Note: "permalinks" may not be as permanent as we would like,
direct links of old sources may well be a few messages off.

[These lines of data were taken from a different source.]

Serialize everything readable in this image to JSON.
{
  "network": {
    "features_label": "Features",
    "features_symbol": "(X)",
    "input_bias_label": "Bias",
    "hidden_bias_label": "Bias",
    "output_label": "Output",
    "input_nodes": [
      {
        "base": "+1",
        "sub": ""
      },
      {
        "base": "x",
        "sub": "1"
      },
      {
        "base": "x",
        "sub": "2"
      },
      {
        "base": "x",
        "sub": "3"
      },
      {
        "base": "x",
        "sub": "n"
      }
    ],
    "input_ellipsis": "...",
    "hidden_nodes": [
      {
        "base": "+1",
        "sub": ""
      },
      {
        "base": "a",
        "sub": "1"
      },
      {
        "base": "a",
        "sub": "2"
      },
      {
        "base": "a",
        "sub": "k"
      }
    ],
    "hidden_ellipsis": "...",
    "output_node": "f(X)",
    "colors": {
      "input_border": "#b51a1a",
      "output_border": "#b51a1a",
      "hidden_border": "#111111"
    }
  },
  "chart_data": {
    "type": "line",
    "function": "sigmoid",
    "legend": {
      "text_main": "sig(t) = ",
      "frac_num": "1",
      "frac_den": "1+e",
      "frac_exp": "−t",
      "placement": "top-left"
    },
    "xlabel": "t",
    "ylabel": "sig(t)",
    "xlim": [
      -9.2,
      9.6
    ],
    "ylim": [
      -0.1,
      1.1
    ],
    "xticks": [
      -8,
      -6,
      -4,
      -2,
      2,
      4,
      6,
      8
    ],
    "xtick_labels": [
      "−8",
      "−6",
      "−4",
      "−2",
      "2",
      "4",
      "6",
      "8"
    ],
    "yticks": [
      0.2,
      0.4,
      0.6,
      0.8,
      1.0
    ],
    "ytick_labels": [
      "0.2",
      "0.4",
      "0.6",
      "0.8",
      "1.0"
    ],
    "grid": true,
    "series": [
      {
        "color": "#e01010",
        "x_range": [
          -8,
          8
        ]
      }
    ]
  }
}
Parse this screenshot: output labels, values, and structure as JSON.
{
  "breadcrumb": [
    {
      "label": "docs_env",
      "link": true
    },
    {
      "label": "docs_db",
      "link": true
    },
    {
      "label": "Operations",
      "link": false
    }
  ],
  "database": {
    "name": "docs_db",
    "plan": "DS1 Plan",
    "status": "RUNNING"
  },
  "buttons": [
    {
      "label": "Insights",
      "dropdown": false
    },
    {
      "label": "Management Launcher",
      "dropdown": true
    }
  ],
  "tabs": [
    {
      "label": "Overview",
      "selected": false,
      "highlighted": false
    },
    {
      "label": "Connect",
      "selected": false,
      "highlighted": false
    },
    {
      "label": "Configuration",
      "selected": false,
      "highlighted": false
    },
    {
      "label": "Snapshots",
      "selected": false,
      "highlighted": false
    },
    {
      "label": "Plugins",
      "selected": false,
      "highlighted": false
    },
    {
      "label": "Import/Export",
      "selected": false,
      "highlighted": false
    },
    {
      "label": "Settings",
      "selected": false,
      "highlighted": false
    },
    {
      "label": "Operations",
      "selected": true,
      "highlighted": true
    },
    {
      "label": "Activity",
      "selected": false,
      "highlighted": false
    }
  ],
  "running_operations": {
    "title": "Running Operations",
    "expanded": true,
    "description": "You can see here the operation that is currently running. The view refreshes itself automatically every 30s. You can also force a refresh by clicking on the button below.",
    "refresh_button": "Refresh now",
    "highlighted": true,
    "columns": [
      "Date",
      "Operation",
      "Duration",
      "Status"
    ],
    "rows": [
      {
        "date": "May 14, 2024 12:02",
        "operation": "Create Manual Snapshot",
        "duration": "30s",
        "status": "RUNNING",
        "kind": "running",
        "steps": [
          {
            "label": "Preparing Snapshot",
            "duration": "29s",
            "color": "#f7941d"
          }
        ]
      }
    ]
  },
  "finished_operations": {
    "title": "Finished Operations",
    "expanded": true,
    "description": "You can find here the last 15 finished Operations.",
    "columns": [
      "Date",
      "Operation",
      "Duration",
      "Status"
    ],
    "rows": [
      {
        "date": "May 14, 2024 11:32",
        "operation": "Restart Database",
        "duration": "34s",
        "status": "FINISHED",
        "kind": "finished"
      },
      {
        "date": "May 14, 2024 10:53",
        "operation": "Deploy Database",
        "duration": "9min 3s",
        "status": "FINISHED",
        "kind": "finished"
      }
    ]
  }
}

On Mon, Feb 20, 2017 at 02:01:54PM +0900, Seiichirou Hiraoka wrote: > Hello Lars, > Thank you for a polite answer. > > As you can see below, we found that this event can be avoided by > invalidating the WRITE SAME command. > > 1) echo 0 | tee > /sys/block/sdc/device/../0:0:2:0/scsi_disk/0:0:2:0/max_write_same_blocks > Change max_write_same_block from 65535 to 0. (We use sdc as DRBD area) > 2) vgchange -an; vgchange > Because it uses LVM, it reflects the above change. (Is it OK if I run > it while running? Please let me know if you know) "deactivating" a volume group deactivates all LVs in it. You cannot deactivate an LV that is in use. > Also, do you worry about performance degradation by disabling WRITE SAME? No. "WRITE SAME" can only be used to initialize larger areas with identical blocks, and is typically used to efficiently zero-out stuff, without re-sending tons of zeros through all stacks down to the backend device. Ext4 for example uses it during first mount to finish the "lazy" journal and inode table initialization. You could avoid that by simply disabling the "lazy" flags on mkfs.ext4, i.e. mkfs.ext4 -E lazy_itable_init=0,lazy_journal_init=0 ... > 2017-02-17 22:14 GMT+09:00 Lars Ellenberg <lars.ellenberg at linbit.com>: > > On Fri, Feb 03, 2017 at 03:32:39PM +0900, Seiichirou Hiraoka wrote: > >> Hello. > >> > >> I use DRBD in the following environment. > >> > >> OS: Redhat Enterprise Linux 7.1 > >> Pacemaker: 1.1.12 (CentOS Repository) > >> Corosync: 2.3.4 (CentOS Repository) > >> DRBD: 8.4.9 (ELRepo) > >> # rpm -qi drbd84-utils > >> Name : drbd84-utils > >> Version : 8.9.2 > >> Release : 2.el7.elrepo > >> Architecture: x86_64 > >> Vendor: The ELRepo Project (http://elrepo.org) > >> # rpm -qi kmod-drbd84 > >> Name : kmod-drbd84 > >> Version : 8.4.9 > >> Release : 1.el7.elrepo > >> Architecture: x86_64 > >> > >> Although DRBD is operated on two servers (server1, server2), > >> the following error message suddenly appears > >> and writing to the DRBD area can not be performed. > >> > >> . server1(master) > >> Jan 20 10:41:16 server1 kernel: block drbd0: local WRITE IO error sector 118616936+40 on dm-0 > >> Jan 20 10:41:16 server1 kernel: block drbd0: disk( UpToDate -> Failed ) > >> Jan 20 10:41:16 server1 kernel: block drbd0: Local IO failed in __req_mod. Detaching... > >> Jan 20 10:41:16 server1 kernel: block drbd0: 0 KB (0 bits) marked out-of-sync by on disk bit-map. > >> Jan 20 10:41:16 server1 kernel: block drbd0: disk( Failed -> Diskless ) > >> Jan 20 10:41:16 server1 kernel: block drbd0: Got NegDReply; Sector 117512416s, len 4096. > >> Jan 20 10:41:16 server1 kernel: drbd0: WRITE SAME failed. Manually zeroing. > > > > > > That ^^ is the relevant hint. > > > > VMWare "virtual" disks seem to love to pretend to be able to do WRITE SAME, > > but when the actually see such requests, fail them with IO error. > > (Not blaming VMWare here, maybe other (real/virtual) disks show the same > > behavior. It's just the most frequent "offender" currently) > > > > That's not easy for DRBD to handle. > > Next DRBD release will have a config switch to turn off write-same > > support for specific DRBD volumes. > > > > Meanwhile, available work arounds: > > > > use a different type of virtual disk ("sata" may work), something that > > does not claim to support something it then does not handle. > > > > or, *early* in the boot process (before you bring up DRBD), > > disable write same like this: > > echo 0 | tee /sys/block/*/device/../*/scsi_disk/*/max_write_same_blocks > > (for the relevant backend devices) > > > > If you use LVM, you may need to vgchange -an ; vgchange -ay after that, > > (at least for the relevant VGs), if they have already been activated. -- : Lars Ellenberg : LINBIT | Keeping the Digital World Running : DRBD -- Heartbeat -- Corosync -- Pacemaker DRBD® and LINBIT® are registered trademarks of LINBIT __ please don't Cc me, but send to list -- I'm subscribed